Archives, Evidence and Human Rights

Academic Year: 
Course Description: 

The Vera and Donald Blinken Open Society Archives (, a popular research center of CEU, and one of the most significant Cold War and human rights archives in the world, offers a three-credit interdisciplinary course to the students of the Human Rights Program of the Department of Legal Studies, and to students of the Department of History.
The course includes an introduction to the history and philosophy of preserving recorded memory and gives an overview of the basic functions and types of modern human rights archives. It further aims at analyzing the legal and ethical problems of using human rights documents containing personal data, as well as basic provisions of archival and information law. Case studies illustrate the problems of critically reading, authenticating and evaluating (forensic) archival evidence on mass atrocities, and, specifically, of possibilities and limitations of using them in court environment, the historical, ethical, and legal aspects of making justice for past abuses and the difficulties of making state leaders liable for human rights violations. New methods of creating alternative human rights and historical narratives from diverse archival sources are introduced, along with innovative digital systems of managing and analyzing human rights information.

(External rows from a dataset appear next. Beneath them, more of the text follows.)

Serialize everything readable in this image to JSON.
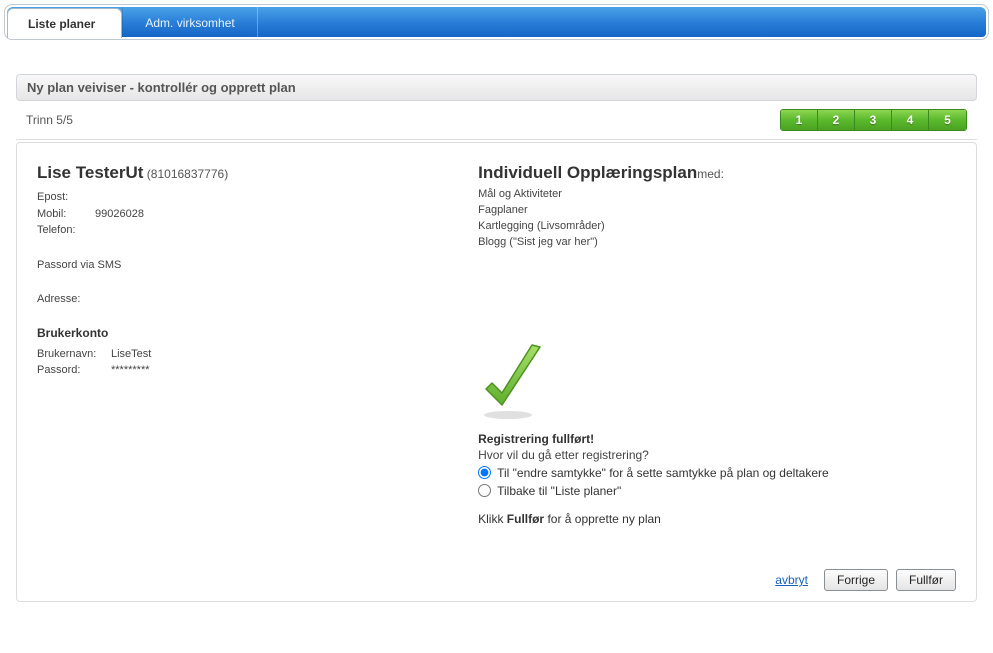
{
  "tabs": {
    "active": "Liste planer",
    "inactive": "Adm. virksomhet"
  },
  "wizard": {
    "title": "Ny plan veiviser - kontrollér og opprett plan",
    "step_label": "Trinn 5/5",
    "steps": [
      "1",
      "2",
      "3",
      "4",
      "5"
    ]
  },
  "person": {
    "name": "Lise TesterUt",
    "id": "(81016837776)",
    "labels": {
      "email": "Epost:",
      "mobile": "Mobil:",
      "phone": "Telefon:",
      "pwd_sms": "Passord via SMS",
      "address": "Adresse:",
      "account": "Brukerkonto",
      "username": "Brukernavn:",
      "password": "Passord:"
    },
    "email": "",
    "mobile": "99026028",
    "phone": "",
    "address": "",
    "username": "LiseTest",
    "password": "*********"
  },
  "plan": {
    "title": "Individuell Opplæringsplan",
    "suffix": "med:",
    "items": [
      "Mål og Aktiviteter",
      "Fagplaner",
      "Kartlegging (Livsområder)",
      "Blogg (\"Sist jeg var her\")"
    ]
  },
  "registration": {
    "heading": "Registrering fullført!",
    "question": "Hvor vil du gå etter registrering?",
    "option1": "Til \"endre samtykke\" for å sette samtykke på plan og deltakere",
    "option2": "Tilbake til \"Liste planer\"",
    "final_pre": "Klikk ",
    "final_bold": "Fullfør",
    "final_post": " for å opprette ny plan"
  },
  "buttons": {
    "cancel": "avbryt",
    "prev": "Forrige",
    "finish": "Fullfør"
  }
}
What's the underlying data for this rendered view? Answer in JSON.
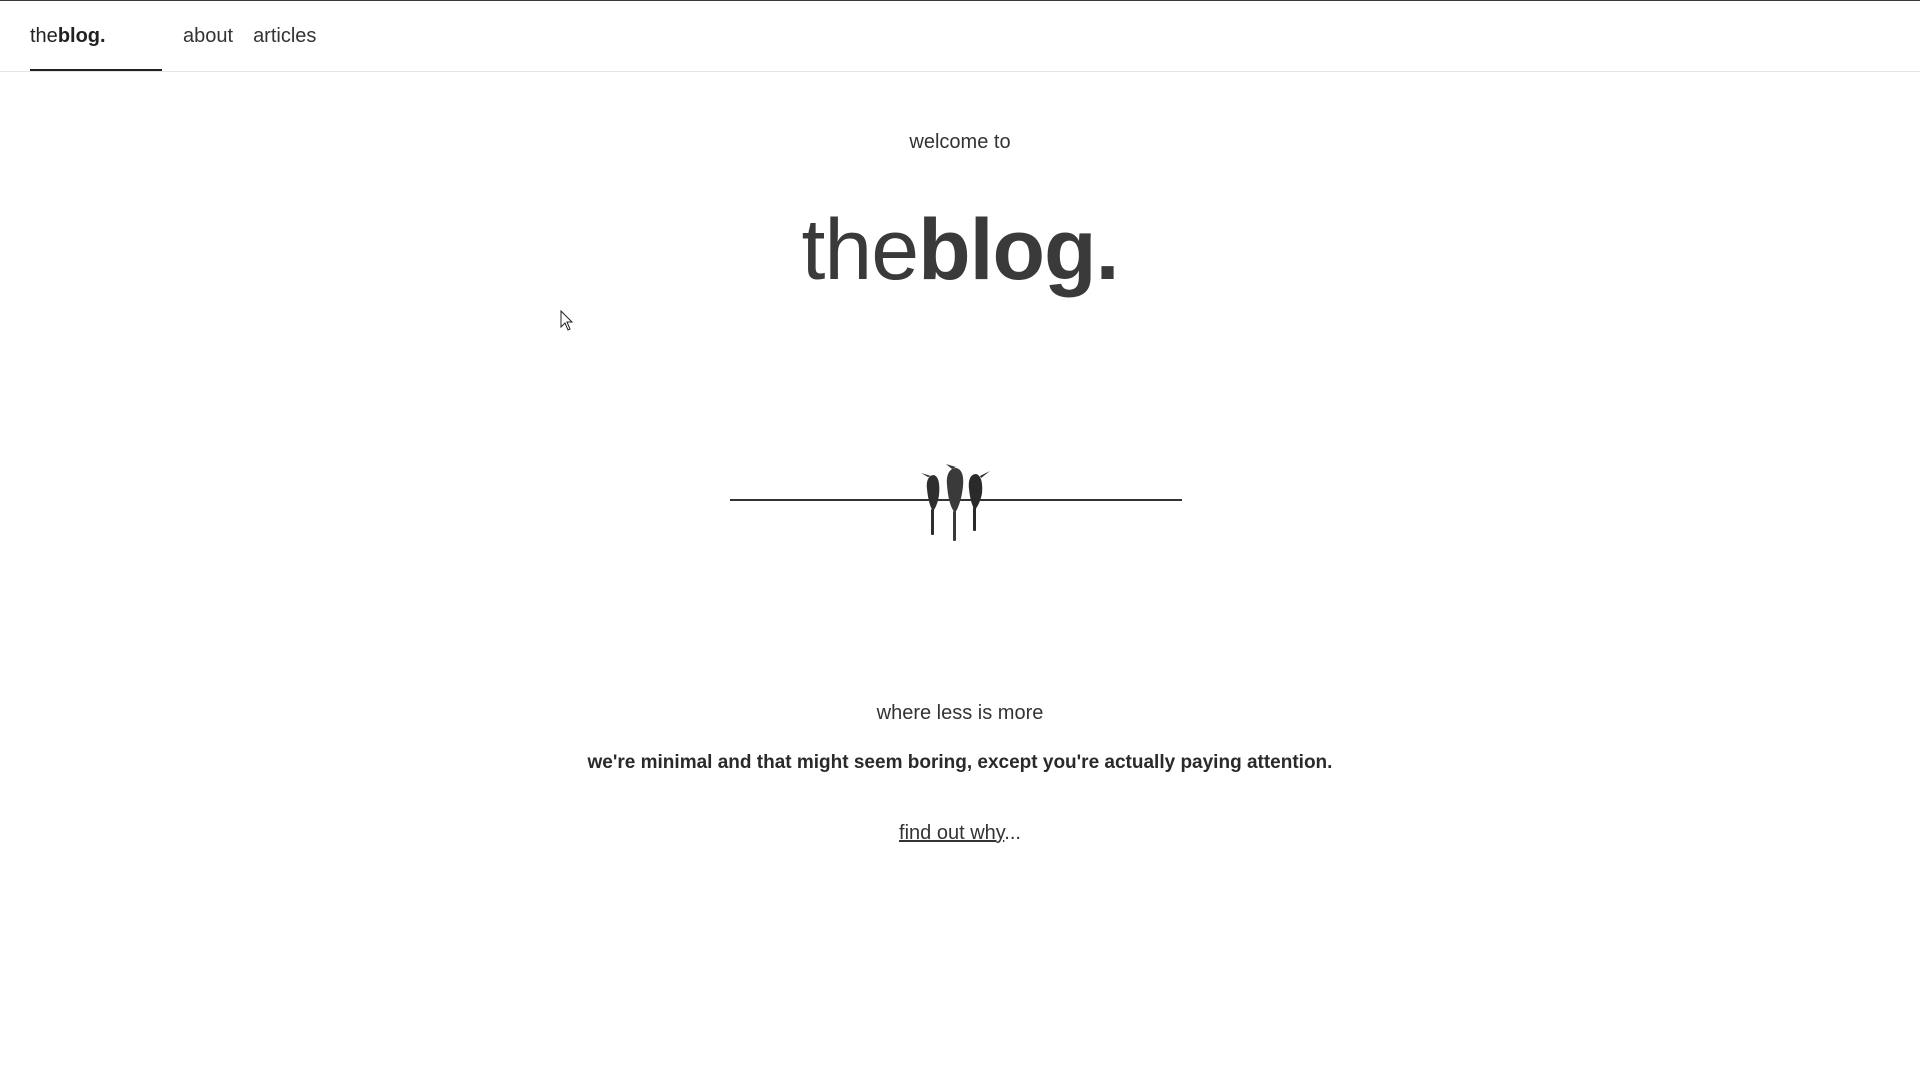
{
  "nav": {
    "brand_light": "the",
    "brand_bold": "blog.",
    "links": [
      {
        "label": "about"
      },
      {
        "label": "articles"
      }
    ]
  },
  "hero": {
    "welcome": "welcome to",
    "title_light": "the",
    "title_bold": "blog.",
    "illustration_icon": "birds-on-wire-icon"
  },
  "content": {
    "tagline": "where less is more",
    "statement": "we're minimal and that might seem boring, except you're actually paying attention.",
    "cta_link": "find out why",
    "cta_suffix": "..."
  },
  "colors": {
    "text": "#333333",
    "accent_underline": "#222222",
    "border": "#e4e4e4"
  }
}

The course also explores practices of memorializing human rights violations and mass atrocities in the archival space.

Besides classes and individual consultations, the course includes workshops during which students have the opportunity to work with original historical documents. All classes and workshops are held in the building of Blinken OSA, located just a few blocks away from CEU’s main campus. The course is cross-listed with other CEU departments to attract students with different backgrounds working on topics related to recorded memory, history of human rights movements and violations, historical analysis and representations of oppressive regimes or retroactive justice.

Learning Outcomes: 

- Guide students in understanding common archival goals and processes, and different approaches to gathering and organizing information

- Develop students’ ability to find and use primary sources in their research and thesis writing

- Orientate students in the area of online search possibilities, especially in finding and using trusted search engines, databases and online repositories

- Urge students to reconsider the use of recorded memory in evaluating the moral and legal aspects of justice-making

- Challenge students to evaluate, critically approach and innovatively use different kinds of archival documents relating to violations of human rights

- Strengthen students' ability to demonstrate an awareness and understanding of documentary evidence in the context of human rights


Grading is based on a take-home essay prepared on the students’ individual research topic, research in Blinken OSA’s archival holdings, consultations with the supervisors, as well as a mid-term presentation and other written and oral contributions to classes. Completing the course is a prerequisite of taking the Archives and Evidentiary Practices Specialization.